Partner and Head of Family Department, Anthony Gold
My first experience of legal practice was when I joined a trade union firm and commenced my “articles” in 1982. It was a different world. We were not computerised. Tippex on letters was a normal thing. Briefs to counsel were always tied with pink ribbon and documents were proof read. We were not allowed to wear trousers. Refreshments were delivered by a “tea lady” with a trolley. I recall the male partners attending the annual TUC conference driving their wives’ cars to avoid looking too wealthy. Of course, they owned Jaguars!
Despite the trade union connection, I was paid the minimum wage – then £3000 pa and I did cleaning and waitressing jobs to get by.
Money was one reason why I transferred my articles to Russell Cooke in Putney and qualified as a family lawyer in 1984. I was made a partner and head of the family department when I was just 26 years old. I was the second female partner at the firm.
I did start to wear trousers, but law practices still had many peculiarities and frustrating features. I remember battling with my dictation machine and feeling rage on those occasions when the tape snapped and all my work was lost. The fax machine had some advantages over email. It was unreliable and the sender could never be sure that the entire document had been delivered. This gave the recipient ample time to respond!
Gender equality was still a struggle. I felt it particularly when I had a baby at 30 years of age and took only 3 months maternity leave. I feared being managed out of my job which did happen in those days. I have always regretted not spending more time with my only child.

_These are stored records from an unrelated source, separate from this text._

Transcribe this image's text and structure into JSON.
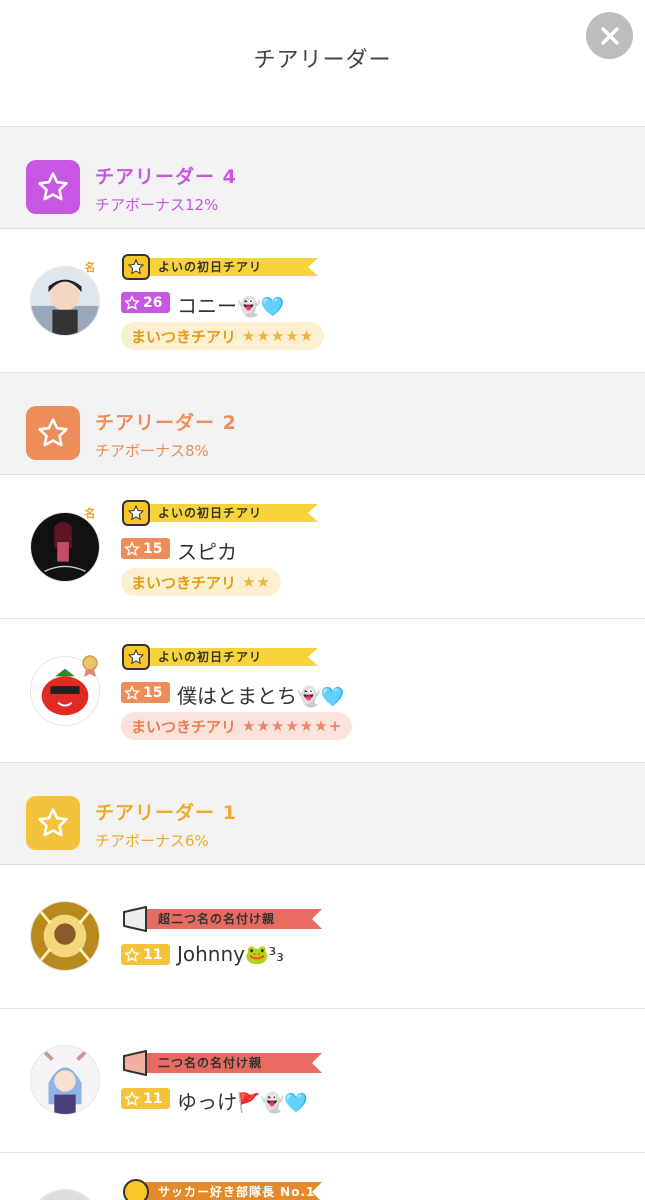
{
  "header": {
    "title": "チアリーダー",
    "close_icon": "close-x-icon"
  },
  "groups": [
    {
      "tier": "チアリーダー 4",
      "bonus": "チアボーナス12%",
      "color": "#c757e3"
    },
    {
      "tier": "チアリーダー 2",
      "bonus": "チアボーナス8%",
      "color": "#ee8d59"
    },
    {
      "tier": "チアリーダー 1",
      "bonus": "チアボーナス6%",
      "color": "#f5c23b"
    }
  ],
  "users": [
    {
      "level": "26",
      "level_color": "#c757e3",
      "name": "コニー",
      "emojis": "👻🩵",
      "title": "よいの初日チアリ",
      "daily_label": "まいつきチアリ",
      "daily_stars": "★★★★★",
      "badge": "名"
    },
    {
      "level": "15",
      "level_color": "#ee8d59",
      "name": "スピカ",
      "emojis": "",
      "title": "よいの初日チアリ",
      "daily_label": "まいつきチアリ",
      "daily_stars": "★★",
      "badge": "名"
    },
    {
      "level": "15",
      "level_color": "#ee8d59",
      "name": "僕はとまとち",
      "emojis": "👻🩵",
      "title": "よいの初日チアリ",
      "daily_label": "まいつきチアリ",
      "daily_stars": "★★★★★★+"
    },
    {
      "level": "11",
      "level_color": "#f5c23b",
      "name": "Johnny",
      "emojis": "🐸³₃",
      "title": "超二つ名の名付け親"
    },
    {
      "level": "11",
      "level_color": "#f5c23b",
      "name": "ゆっけ",
      "emojis": "🚩👻🩵",
      "title": "二つ名の名付け親"
    },
    {
      "title": "サッカー好き部隊長 No.1"
    }
  ]
}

On the other hand, there was lots of fun in the 1980s. Everyone had lunch on Fridays and it often lasted the entire afternoon. Beaujolais Nouveau day was a really good lunch/afternoon. Smoking indoors (yes in the office) was allowed. We had big phones and even bigger hair.
One thing that has not changed is that we still have the 1973 Matrimonial Causes Act which governs divorce and financial outcomes. This elderly statute has been with me throughout my career and that’s not a good thing.